→ Work order:
All records should be reproduced verbatim.

→ Given data:

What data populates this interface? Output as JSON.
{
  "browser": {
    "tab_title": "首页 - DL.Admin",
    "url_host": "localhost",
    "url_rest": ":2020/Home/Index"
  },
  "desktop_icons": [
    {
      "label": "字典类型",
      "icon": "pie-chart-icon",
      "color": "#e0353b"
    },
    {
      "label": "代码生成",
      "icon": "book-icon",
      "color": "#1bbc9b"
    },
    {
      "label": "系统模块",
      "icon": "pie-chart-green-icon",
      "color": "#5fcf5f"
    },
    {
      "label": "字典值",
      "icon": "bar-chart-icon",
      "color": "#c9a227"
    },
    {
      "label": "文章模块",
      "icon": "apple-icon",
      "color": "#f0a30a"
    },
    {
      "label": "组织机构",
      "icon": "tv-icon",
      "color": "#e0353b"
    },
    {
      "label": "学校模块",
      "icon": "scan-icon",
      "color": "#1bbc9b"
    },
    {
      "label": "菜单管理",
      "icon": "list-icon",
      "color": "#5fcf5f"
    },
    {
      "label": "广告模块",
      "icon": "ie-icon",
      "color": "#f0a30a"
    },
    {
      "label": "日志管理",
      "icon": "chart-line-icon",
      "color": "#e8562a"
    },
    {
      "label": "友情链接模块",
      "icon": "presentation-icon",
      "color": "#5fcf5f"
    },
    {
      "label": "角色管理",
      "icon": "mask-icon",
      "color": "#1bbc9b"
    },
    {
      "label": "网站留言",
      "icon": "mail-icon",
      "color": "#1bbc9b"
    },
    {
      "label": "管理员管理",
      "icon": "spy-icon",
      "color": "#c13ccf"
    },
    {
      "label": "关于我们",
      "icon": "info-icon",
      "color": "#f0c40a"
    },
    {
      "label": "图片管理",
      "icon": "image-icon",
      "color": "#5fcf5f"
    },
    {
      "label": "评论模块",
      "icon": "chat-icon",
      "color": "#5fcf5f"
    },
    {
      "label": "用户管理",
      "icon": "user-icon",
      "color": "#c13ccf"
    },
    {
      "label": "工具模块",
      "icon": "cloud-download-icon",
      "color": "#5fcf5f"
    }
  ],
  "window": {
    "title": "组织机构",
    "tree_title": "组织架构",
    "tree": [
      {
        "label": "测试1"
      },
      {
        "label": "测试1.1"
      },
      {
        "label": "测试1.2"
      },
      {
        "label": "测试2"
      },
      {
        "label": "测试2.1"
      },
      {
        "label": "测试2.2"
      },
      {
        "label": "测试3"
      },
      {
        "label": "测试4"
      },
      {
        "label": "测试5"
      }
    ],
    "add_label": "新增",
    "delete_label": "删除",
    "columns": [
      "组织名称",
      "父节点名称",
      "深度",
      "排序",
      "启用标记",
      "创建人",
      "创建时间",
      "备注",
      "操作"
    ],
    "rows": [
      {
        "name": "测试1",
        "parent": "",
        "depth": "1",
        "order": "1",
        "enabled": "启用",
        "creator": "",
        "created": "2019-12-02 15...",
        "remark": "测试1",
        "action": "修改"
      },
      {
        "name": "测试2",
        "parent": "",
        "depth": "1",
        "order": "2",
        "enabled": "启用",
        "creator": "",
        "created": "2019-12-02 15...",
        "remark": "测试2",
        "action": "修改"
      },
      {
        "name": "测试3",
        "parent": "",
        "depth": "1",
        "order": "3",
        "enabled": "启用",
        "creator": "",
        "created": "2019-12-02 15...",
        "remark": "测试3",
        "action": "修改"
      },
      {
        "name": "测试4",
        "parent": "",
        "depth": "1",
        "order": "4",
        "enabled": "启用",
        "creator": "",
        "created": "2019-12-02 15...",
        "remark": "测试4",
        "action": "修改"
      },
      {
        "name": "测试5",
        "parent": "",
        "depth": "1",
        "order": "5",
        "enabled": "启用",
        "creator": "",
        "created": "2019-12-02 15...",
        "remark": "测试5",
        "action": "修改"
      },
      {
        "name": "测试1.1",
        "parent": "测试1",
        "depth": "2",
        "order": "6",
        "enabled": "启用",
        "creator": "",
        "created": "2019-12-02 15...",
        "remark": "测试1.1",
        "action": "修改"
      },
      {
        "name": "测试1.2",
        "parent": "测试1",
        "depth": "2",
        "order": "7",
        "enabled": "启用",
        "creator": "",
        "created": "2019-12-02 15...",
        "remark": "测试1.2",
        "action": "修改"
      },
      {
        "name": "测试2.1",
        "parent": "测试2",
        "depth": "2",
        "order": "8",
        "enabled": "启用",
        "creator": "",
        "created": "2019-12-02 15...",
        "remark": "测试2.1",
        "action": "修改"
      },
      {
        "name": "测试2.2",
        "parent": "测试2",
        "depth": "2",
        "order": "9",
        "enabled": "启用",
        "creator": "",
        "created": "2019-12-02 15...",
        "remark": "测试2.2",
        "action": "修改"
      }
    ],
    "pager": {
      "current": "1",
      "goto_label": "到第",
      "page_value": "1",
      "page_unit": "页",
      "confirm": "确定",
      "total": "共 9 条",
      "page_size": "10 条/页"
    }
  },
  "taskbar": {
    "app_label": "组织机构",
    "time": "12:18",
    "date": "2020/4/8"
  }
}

→ Task answer:
What data populates this interface? Output as JSON.
{
  "browser": {
    "tab_title": "首页 - DL.Admin",
    "url_host": "localhost",
    "url_rest": ":2020/Home/Index"
  },
  "desktop_icons": [
    {
      "label": "字典类型",
      "icon": "pie-chart-icon",
      "color": "#e0353b"
    },
    {
      "label": "代码生成",
      "icon": "book-icon",
      "color": "#1bbc9b"
    },
    {
      "label": "系统模块",
      "icon": "pie-chart-green-icon",
      "color": "#5fcf5f"
    },
    {
      "label": "字典值",
      "icon": "bar-chart-icon",
      "color": "#c9a227"
    },
    {
      "label": "文章模块",
      "icon": "apple-icon",
      "color": "#f0a30a"
    },
    {
      "label": "组织机构",
      "icon": "tv-icon",
      "color": "#e0353b"
    },
    {
      "label": "学校模块",
      "icon": "scan-icon",
      "color": "#1bbc9b"
    },
    {
      "label": "菜单管理",
      "icon": "list-icon",
      "color": "#5fcf5f"
    },
    {
      "label": "广告模块",
      "icon": "ie-icon",
      "color": "#f0a30a"
    },
    {
      "label": "日志管理",
      "icon": "chart-line-icon",
      "color": "#e8562a"
    },
    {
      "label": "友情链接模块",
      "icon": "presentation-icon",
      "color": "#5fcf5f"
    },
    {
      "label": "角色管理",
      "icon": "mask-icon",
      "color": "#1bbc9b"
    },
    {
      "label": "网站留言",
      "icon": "mail-icon",
      "color": "#1bbc9b"
    },
    {
      "label": "管理员管理",
      "icon": "spy-icon",
      "color": "#c13ccf"
    },
    {
      "label": "关于我们",
      "icon": "info-icon",
      "color": "#f0c40a"
    },
    {
      "label": "图片管理",
      "icon": "image-icon",
      "color": "#5fcf5f"
    },
    {
      "label": "评论模块",
      "icon": "chat-icon",
      "color": "#5fcf5f"
    },
    {
      "label": "用户管理",
      "icon": "user-icon",
      "color": "#c13ccf"
    },
    {
      "label": "工具模块",
      "icon": "cloud-download-icon",
      "color": "#5fcf5f"
    }
  ],
  "window": {
    "title": "组织机构",
    "tree_title": "组织架构",
    "tree": [
      {
        "label": "测试1"
      },
      {
        "label": "测试1.1"
      },
      {
        "label": "测试1.2"
      },
      {
        "label": "测试2"
      },
      {
        "label": "测试2.1"
      },
      {
        "label": "测试2.2"
      },
      {
        "label": "测试3"
      },
      {
        "label": "测试4"
      },
      {
        "label": "测试5"
      }
    ],
    "add_label": "新增",
    "delete_label": "删除",
    "columns": [
      "组织名称",
      "父节点名称",
      "深度",
      "排序",
      "启用标记",
      "创建人",
      "创建时间",
      "备注",
      "操作"
    ],
    "rows": [
      {
        "name": "测试1",
        "parent": "",
        "depth": "1",
        "order": "1",
        "enabled": "启用",
        "creator": "",
        "created": "2019-12-02 15...",
        "remark": "测试1",
        "action": "修改"
      },
      {
        "name": "测试2",
        "parent": "",
        "depth": "1",
        "order": "2",
        "enabled": "启用",
        "creator": "",
        "created": "2019-12-02 15...",
        "remark": "测试2",
        "action": "修改"
      },
      {
        "name": "测试3",
        "parent": "",
        "depth": "1",
        "order": "3",
        "enabled": "启用",
        "creator": "",
        "created": "2019-12-02 15...",
        "remark": "测试3",
        "action": "修改"
      },
      {
        "name": "测试4",
        "parent": "",
        "depth": "1",
        "order": "4",
        "enabled": "启用",
        "creator": "",
        "created": "2019-12-02 15...",
        "remark": "测试4",
        "action": "修改"
      },
      {
        "name": "测试5",
        "parent": "",
        "depth": "1",
        "order": "5",
        "enabled": "启用",
        "creator": "",
        "created": "2019-12-02 15...",
        "remark": "测试5",
        "action": "修改"
      },
      {
        "name": "测试1.1",
        "parent": "测试1",
        "depth": "2",
        "order": "6",
        "enabled": "启用",
        "creator": "",
        "created": "2019-12-02 15...",
        "remark": "测试1.1",
        "action": "修改"
      },
      {
        "name": "测试1.2",
        "parent": "测试1",
        "depth": "2",
        "order": "7",
        "enabled": "启用",
        "creator": "",
        "created": "2019-12-02 15...",
        "remark": "测试1.2",
        "action": "修改"
      },
      {
        "name": "测试2.1",
        "parent": "测试2",
        "depth": "2",
        "order": "8",
        "enabled": "启用",
        "creator": "",
        "created": "2019-12-02 15...",
        "remark": "测试2.1",
        "action": "修改"
      },
      {
        "name": "测试2.2",
        "parent": "测试2",
        "depth": "2",
        "order": "9",
        "enabled": "启用",
        "creator": "",
        "created": "2019-12-02 15...",
        "remark": "测试2.2",
        "action": "修改"
      }
    ],
    "pager": {
      "current": "1",
      "goto_label": "到第",
      "page_value": "1",
      "page_unit": "页",
      "confirm": "确定",
      "total": "共 9 条",
      "page_size": "10 条/页"
    }
  },
  "taskbar": {
    "app_label": "组织机构",
    "time": "12:18",
    "date": "2020/4/8"
  }
}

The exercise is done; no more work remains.